I had to look that one up, but it essentially means, This is why you don't eat a two-pound burrito before you run. Your start to feel like you've got a flaming bowling ball covered with nacho cheese rolling around inside it. Hey, maybe if you lit a match and swallowed it, you might go faster!
Thanks, El Cronómetro.
The point here, is that in the last week I’ve had a revelation. The time has simply come for Old Crony, as I’ve started calling him, and I to part ways.
I thought about it as I picked him up before a 3-mile jog and thought, “Why are you still here?”
“Sólo fastidiarle,” meaning, “Just to tick you off.”
Everything about every training program I’ve read has said for your first marathon, all that really matters is the distance you put in, especially if your goal is just to finish.
Why not start taking that seriously?
No one ever asks how fast you run a marathon, (“Whoa, 5 hours. What is that, like two minutes per mile?”) They’re only interested in whether or not you finished.
I’ve even read that if you go in with a time goal your first time out, your chances of actually finishing greatly decrease.
So time, as of last week, is no longer of any essence in this endeavor. Which is good, because Old Crony was really starting to stink after running with me for the last seven years.
As a result, I’ve had some of the most enjoyable, relaxing runs I’ve had, well, ever.
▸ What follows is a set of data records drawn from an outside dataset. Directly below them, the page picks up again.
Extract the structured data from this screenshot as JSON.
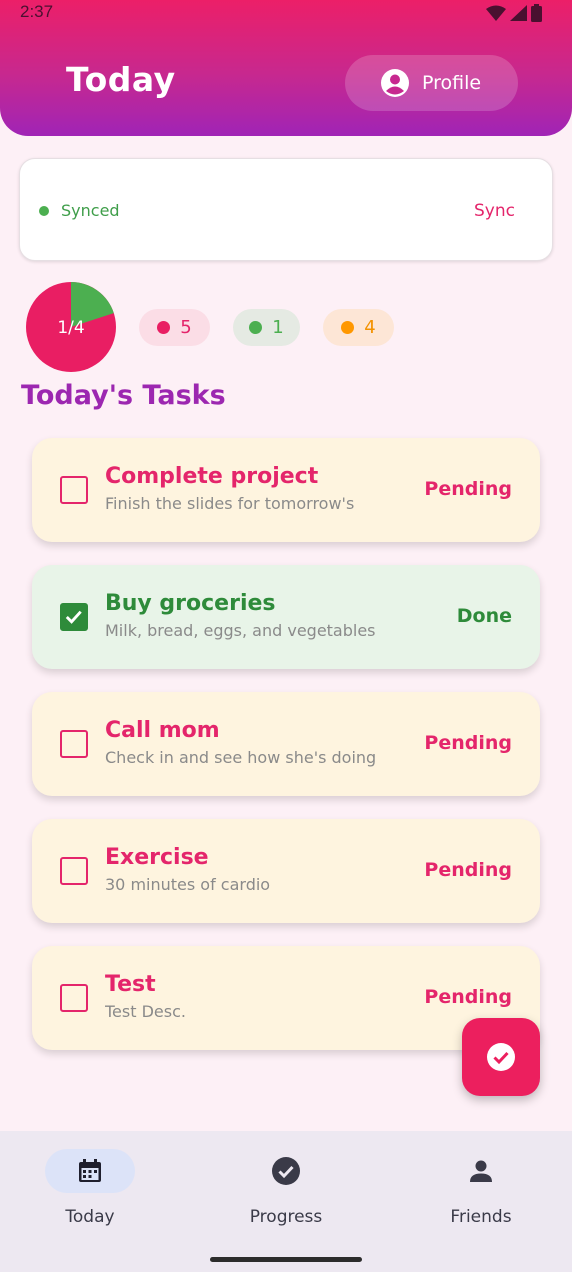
{
  "status_bar": {
    "time": "2:37"
  },
  "header": {
    "title": "Today",
    "profile_label": "Profile"
  },
  "sync": {
    "status": "Synced",
    "action": "Sync"
  },
  "stats": {
    "progress_label": "1/4",
    "progress_fraction": 0.2,
    "pending_count": "5",
    "done_count": "1",
    "other_count": "4"
  },
  "section_title": "Today's Tasks",
  "tasks": [
    {
      "title": "Complete project",
      "desc": "Finish the slides for tomorrow's",
      "status": "Pending",
      "done": false
    },
    {
      "title": "Buy groceries",
      "desc": "Milk, bread, eggs, and vegetables",
      "status": "Done",
      "done": true
    },
    {
      "title": "Call mom",
      "desc": "Check in and see how she's doing",
      "status": "Pending",
      "done": false
    },
    {
      "title": "Exercise",
      "desc": "30 minutes of cardio",
      "status": "Pending",
      "done": false
    },
    {
      "title": "Test",
      "desc": "Test Desc.",
      "status": "Pending",
      "done": false
    }
  ],
  "fab_icon": "check-circle-icon",
  "nav": {
    "today": "Today",
    "progress": "Progress",
    "friends": "Friends"
  },
  "colors": {
    "accent": "#e4256b",
    "done_green": "#2e8b3a",
    "purple": "#9c27b0",
    "orange": "#ff9800"
  }
}
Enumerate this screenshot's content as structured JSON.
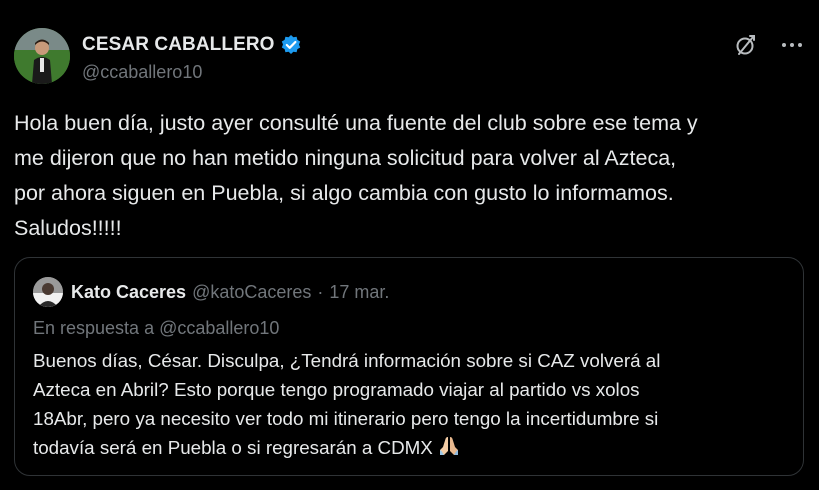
{
  "author": {
    "display_name": "CESAR CABALLERO",
    "handle": "@ccaballero10",
    "verified": true,
    "avatar_icon": "avatar-photo"
  },
  "actions": {
    "grok_icon": "slash-circle-icon",
    "more_icon": "more-icon"
  },
  "tweet_text": "Hola buen día, justo ayer consulté una fuente del club sobre ese tema y\nme dijeron que no han metido ninguna solicitud para volver al Azteca,\npor ahora siguen en Puebla, si algo cambia con gusto lo informamos.\nSaludos!!!!!",
  "quoted": {
    "display_name": "Kato Caceres",
    "handle": "@katoCaceres",
    "separator": "·",
    "date": "17 mar.",
    "reply_prefix": "En respuesta a",
    "reply_to": "@ccaballero10",
    "text": "Buenos días, César. Disculpa, ¿Tendrá información sobre si CAZ volverá al\nAzteca en Abril?  Esto porque tengo programado viajar al partido vs xolos\n18Abr, pero ya necesito ver todo mi itinerario pero tengo la incertidumbre si\ntodavía será en Puebla o si regresarán a CDMX",
    "emoji_icon": "folded-hands-icon"
  },
  "colors": {
    "background": "#000000",
    "text_primary": "#e7e9ea",
    "text_secondary": "#71767b",
    "border": "#2f3336",
    "verified_blue": "#1d9bf0"
  }
}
I’ve been taking the kids out in the jogging stroller, because it really doesn’t matter how long it takes. We can stop and look at things, or talk to people. All that matters from hereon is the distance.
So that’s what I’ll do.
As old Crony would say , “Esto está bien, porque este tipo no podía dirigir 100 metros en el tiempo esto le tomó para leer este blog.”
I’m nearing the end of a 13-mile week (it was supposed to be 16, but we took the kids to the park on Tuesday, which was infinitely more fun). Next week is a 15-mile week. We’ll see.
P.S. El Cronómetro = The Stopwatch.